**1Spades forcing, natural asks opener to show his hand, any new suit on the next round is forcing
**1NT negative, responder is ready to pass next bid of opener
**2Clubs artificial, forcing, 21+, game prospects, no 4 card major, will support a major bid with 3 cards on next round
**Other responses are up to the partnership
* [http://www.zarpoints.com/TheAnnotation.html Overview of Hand Evaluation]
* [http://www.zarpoints.com/index.html Zar Points Online Hand Evaluator]
* [http://www.zarpoints.com/ZIP/ZarPointsBOOK.zip Zar Points Book]
* [http://www.zarpoints.com/ZIP/ZarPointsBidding.zip Zar Points Bidding Book]
Wikimedia Foundation. 2010.
Look at other dictionaries:
Q-Zar — (called Quasar in the UK and Republic of Ireland) is a type of laser tag that was developed by Geoff Haselhurst and Omnitronics in Perth, Western Australia. The rights were later sold to a company based in Ireland which in turn sold them to Q Zar … Wikipedia
Glossary of contract bridge terms — These terms are used in Contract bridge , or the earlier game Auction bridge, using duplicate or rubber scoring. Some of them are also used in Whist, Bid whist, and other trick taking games. This glossary supplements the Glossary of card… … Wikipedia
Contract bridge — Bridge declarer play Alternative name(s) Bridge Type trick taking Players 4 Skill(s) require … Wikipedia

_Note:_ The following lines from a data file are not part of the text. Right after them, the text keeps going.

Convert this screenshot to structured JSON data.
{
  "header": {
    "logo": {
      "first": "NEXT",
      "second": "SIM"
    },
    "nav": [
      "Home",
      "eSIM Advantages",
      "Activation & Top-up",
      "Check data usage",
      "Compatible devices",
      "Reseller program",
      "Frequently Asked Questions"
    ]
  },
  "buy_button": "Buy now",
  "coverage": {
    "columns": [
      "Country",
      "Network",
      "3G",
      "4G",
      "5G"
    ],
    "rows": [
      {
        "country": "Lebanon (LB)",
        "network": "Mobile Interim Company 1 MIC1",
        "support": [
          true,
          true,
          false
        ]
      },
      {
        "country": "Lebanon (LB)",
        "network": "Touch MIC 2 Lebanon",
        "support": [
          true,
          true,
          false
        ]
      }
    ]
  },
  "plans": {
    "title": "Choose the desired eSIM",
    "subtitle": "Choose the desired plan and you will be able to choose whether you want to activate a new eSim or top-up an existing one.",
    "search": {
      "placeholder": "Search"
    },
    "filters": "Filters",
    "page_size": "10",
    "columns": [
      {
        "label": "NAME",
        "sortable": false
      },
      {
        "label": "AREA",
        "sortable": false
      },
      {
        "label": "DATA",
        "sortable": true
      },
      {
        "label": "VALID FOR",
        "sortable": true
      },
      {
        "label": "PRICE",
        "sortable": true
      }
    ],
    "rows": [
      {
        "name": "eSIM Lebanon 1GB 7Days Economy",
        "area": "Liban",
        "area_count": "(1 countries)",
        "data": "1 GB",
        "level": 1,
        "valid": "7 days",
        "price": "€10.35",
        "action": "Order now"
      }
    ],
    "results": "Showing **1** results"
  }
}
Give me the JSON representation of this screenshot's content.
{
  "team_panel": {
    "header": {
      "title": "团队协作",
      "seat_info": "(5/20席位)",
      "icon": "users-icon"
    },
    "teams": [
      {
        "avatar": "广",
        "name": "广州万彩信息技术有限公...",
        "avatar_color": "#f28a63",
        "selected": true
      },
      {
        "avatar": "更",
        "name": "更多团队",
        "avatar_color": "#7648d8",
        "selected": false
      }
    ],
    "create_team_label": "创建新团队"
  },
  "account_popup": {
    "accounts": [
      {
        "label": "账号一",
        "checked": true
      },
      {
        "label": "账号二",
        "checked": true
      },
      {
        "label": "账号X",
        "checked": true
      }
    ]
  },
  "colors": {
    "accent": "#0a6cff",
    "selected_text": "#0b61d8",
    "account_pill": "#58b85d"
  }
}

Hand evaluation — In contract bridge, various bidding systems have been devised to enable partners to describe their hands to each other so that they may reach the optimum contract. A key initial part of this process is that players evaluate their hands; this… … Wikipedia
Duplicate bridge — tournament playing area Duplicate bridge is the most widely used variation of contract bridge in club and tournament play. It is called duplicate because the same bridge deal (i.e. the specific arrangement of the 52 cards into the four hands) is… … Wikipedia
Anexo:Glosario de bridge — Estos términos son utilizados en bridge,  o en el predecesor juego del bridge subasta, usando anotación de la modalidad de bridge duplicado o rubber bridge. Algunos de ellos son también usados en el juego del Whist, Bid whist, y otros… … Wikipedia Español
Overcall — For the poker term, see Glossary of poker terms. In contract bridge, an overcall is a bid made after an opening bid has been made by an opponent; the term refers only to the first such bid. A direct overcall is a bid made directly over the… … Wikipedia
Maurice Harrison-Gray — (1899 – 24 November 1968), known always as Gray , was an English professional contract bridge player. For about thirty years from the mid thirties to the mid sixties he was one of the top players, and won the European Championship four times… … Wikipedia
Negative free bid — is a contract bridge treatment whereby a free bid by responder over an opponent s overcall shows a long suit in a weak hand and is not forcing. This is in contrast with standard treatment, where a free bid can show unlimited values and is… … Wikipedia
Mohan convention — This article describes the bridge convention. Mohan is a bridge convention used to intervene over opponents 1NT opening. Typically it only applies if the opponents are using a weak 1NT opening (where 15 points or less is the maximum). Its… … Wikipedia